The level of intimidation against journalists and media outlets has reached an unprecedented levels forcing journalists and media into self-censorship.
Media intimidation in the country has manifested itself through a number of ways. There are newspapers and online television stations which have been temporarily warned and others closed.
But what is of concern is the new trend in which private media has found itself operating in shoe string budgets because advertisers have shunned them.
Government had stated clearly that under its cost cutting initiatives, many organisations, including the media, might not be getting usual kind of business they used to do with the state.
As a result, many media organisations has embarked on downsizing as a way of managing their costs to ensure that they remain afloat in the turbulent waters. But others have closed down altogether. In either case, hundreds of journalists and other workers have been left jobless, adding to worsening unemployment rates in the country.
On the other hand, a recent incident in which Twaweza was barred from holding a press conference to release results of a research on media operations provides some of clues to recent reports launched in Nairobi about state of the media in Tanzania. I say some of the clues because we are yet to hear from the other side with regard to the reports which showed that of late laws have been used to gag the media.
A keen follower of media operations in the country might have realized by now that there is a kind of double standards in controlling the so called fourth estate in the country. And this results from looking at how the authorities have been applying the laws and regulations in ensuring that media tread in a straight line legally.
While authorities have been steadfast in acting against media outlets when they appear to publish something perceived to be against the laws or regulations, but in a number of incidents no actions had been taken when some media outlets openly and blatantly attacked some individuals.

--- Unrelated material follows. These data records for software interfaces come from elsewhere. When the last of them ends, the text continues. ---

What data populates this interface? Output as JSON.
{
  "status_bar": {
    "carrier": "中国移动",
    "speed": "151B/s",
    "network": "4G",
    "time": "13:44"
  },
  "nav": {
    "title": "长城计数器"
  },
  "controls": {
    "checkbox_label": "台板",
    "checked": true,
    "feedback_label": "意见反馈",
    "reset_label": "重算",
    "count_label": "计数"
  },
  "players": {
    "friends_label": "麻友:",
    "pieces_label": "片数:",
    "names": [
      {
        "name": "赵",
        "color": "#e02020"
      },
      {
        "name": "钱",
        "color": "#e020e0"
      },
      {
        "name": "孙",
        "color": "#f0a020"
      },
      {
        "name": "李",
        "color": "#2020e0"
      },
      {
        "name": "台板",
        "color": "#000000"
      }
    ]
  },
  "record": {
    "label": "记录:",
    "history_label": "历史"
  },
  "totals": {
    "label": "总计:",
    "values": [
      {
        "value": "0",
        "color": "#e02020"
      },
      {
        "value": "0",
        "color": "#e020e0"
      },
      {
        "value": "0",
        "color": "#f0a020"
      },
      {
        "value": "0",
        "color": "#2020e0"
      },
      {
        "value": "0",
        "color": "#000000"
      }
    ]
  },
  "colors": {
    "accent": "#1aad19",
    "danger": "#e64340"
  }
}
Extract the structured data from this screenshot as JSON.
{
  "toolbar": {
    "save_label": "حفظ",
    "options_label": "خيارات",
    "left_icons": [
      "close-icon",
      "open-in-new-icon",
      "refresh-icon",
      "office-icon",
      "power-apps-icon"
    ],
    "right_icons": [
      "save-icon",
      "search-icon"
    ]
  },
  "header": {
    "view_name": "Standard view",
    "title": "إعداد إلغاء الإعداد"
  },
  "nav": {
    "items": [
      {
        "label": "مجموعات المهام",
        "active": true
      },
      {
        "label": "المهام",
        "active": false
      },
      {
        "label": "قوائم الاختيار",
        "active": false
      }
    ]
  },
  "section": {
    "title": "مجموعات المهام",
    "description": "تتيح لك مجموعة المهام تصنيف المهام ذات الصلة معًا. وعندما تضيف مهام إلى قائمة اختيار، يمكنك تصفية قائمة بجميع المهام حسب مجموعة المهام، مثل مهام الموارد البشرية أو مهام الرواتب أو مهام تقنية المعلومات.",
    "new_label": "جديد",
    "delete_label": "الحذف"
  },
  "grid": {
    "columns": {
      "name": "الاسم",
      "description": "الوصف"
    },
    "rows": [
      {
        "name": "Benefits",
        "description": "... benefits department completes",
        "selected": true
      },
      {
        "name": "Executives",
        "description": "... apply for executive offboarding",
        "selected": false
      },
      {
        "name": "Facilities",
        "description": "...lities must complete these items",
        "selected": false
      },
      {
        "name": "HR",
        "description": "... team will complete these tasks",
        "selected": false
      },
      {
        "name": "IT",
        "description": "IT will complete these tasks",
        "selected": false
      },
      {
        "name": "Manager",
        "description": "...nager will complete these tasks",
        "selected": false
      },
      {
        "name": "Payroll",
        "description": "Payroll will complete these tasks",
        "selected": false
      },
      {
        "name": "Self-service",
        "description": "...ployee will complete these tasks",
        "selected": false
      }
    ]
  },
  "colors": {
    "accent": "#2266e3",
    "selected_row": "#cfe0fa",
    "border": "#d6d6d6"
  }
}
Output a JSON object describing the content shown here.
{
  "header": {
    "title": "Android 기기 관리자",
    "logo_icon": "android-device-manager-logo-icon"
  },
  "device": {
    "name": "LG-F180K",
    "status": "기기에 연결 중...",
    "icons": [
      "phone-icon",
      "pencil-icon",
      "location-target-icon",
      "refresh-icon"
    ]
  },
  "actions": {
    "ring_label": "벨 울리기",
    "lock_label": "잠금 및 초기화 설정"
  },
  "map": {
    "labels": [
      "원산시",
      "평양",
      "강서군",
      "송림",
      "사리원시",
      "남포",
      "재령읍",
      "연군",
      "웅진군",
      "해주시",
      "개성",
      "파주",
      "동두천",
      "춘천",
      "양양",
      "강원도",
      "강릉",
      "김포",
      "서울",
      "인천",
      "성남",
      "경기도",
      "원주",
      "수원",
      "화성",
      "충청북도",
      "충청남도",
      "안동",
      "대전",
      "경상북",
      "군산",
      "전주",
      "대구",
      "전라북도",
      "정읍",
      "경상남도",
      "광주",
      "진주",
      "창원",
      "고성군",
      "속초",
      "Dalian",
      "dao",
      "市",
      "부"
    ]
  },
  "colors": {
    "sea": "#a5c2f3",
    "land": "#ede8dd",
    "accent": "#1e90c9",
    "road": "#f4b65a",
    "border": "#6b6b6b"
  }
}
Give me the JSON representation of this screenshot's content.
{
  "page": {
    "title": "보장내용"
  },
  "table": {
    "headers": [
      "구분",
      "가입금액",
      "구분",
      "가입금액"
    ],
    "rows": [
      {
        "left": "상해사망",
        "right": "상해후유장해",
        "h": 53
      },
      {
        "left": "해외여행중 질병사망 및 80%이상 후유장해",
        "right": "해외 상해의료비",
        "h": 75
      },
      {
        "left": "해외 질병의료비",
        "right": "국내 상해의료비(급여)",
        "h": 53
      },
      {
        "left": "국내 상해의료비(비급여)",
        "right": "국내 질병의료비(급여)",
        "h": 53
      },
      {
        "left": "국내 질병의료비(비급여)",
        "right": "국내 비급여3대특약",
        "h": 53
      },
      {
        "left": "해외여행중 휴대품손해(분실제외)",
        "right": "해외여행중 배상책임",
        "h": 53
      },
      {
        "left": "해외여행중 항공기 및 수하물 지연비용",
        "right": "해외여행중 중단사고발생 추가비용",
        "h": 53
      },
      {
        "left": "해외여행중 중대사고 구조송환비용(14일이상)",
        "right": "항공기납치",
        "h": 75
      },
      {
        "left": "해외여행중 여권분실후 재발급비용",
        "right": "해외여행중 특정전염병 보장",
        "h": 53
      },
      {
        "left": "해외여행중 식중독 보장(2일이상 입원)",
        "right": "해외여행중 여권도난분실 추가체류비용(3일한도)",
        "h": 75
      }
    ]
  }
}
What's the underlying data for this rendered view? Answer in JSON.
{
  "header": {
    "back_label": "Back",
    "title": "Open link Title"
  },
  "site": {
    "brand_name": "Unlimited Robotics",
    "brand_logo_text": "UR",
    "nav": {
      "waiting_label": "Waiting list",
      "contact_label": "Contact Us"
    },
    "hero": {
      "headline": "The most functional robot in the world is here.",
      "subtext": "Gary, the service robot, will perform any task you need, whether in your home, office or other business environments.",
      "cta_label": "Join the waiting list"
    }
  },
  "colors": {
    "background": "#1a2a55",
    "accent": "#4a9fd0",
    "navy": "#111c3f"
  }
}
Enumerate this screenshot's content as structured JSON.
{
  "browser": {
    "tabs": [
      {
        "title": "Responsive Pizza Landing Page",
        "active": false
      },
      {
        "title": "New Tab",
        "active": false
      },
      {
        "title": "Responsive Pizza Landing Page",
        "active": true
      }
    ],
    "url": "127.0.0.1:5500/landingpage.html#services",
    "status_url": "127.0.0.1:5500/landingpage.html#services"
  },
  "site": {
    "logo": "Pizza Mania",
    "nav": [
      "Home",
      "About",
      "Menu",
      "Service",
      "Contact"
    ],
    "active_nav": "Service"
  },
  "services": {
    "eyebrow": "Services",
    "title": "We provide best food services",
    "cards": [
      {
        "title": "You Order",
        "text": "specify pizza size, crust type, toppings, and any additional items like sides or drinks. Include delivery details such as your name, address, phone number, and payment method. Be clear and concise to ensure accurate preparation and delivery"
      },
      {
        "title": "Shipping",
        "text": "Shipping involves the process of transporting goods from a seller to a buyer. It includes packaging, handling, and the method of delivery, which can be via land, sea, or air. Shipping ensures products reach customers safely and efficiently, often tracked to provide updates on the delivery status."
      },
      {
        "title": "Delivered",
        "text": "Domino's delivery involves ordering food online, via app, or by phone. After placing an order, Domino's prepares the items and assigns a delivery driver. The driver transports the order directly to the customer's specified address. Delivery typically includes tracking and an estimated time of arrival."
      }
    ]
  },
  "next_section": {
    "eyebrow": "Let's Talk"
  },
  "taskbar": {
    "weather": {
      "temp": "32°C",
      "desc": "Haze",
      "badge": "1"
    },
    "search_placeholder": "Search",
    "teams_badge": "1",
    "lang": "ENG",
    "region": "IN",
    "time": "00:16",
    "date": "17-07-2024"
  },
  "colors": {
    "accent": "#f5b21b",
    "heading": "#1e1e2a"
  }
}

We have been taught that the law should not be biased for it to be competent. In this case, the law might not be bias but its application seems to be.
As noted earlier, after seeing what is happening to some media on the advertisement front and the temporary bans, some media have resorted to self-censorship.
The pressure which has been put on media, has made even other groups such as politicians, opinion makers and civil society also afraid.
In order not to contradict laws which they might not be aware of, these groups have decided to remain with their views and news ideas.
At times, a journalist may find a big story he will not follow it up for fear of intimidation. Imagine if that story concerns a huge scandal in which billions of shillings of public money have been embezzled!
Many editors are afraid to hire journalists from media organisations which have been banned for fear of ‘buying a case’ which is not of their making.
But if we think that this situation affects not only the media, we should think twice. This is because in reality this situation affects not only the media but the government and the public at large.
We all know that for a society to make informed decisions, they should to know what is happening around them and around the world if possible.
Media is the traditional means of informing the public on what is happening within and outside the societies.
Sometimes we hear government officials complaining that the government has done so many things but media has shunned from publicizing the.
How can journalists and media do this freely if what to report is not governed by the legal and ethical framework but personal whims?
As a result, many people have remained on a dark over what their government has accomplished while on the other hand the government is not aware of what the people are thinking about its performance.
Peter Nyanje is media consultant based in Dar es Salaam.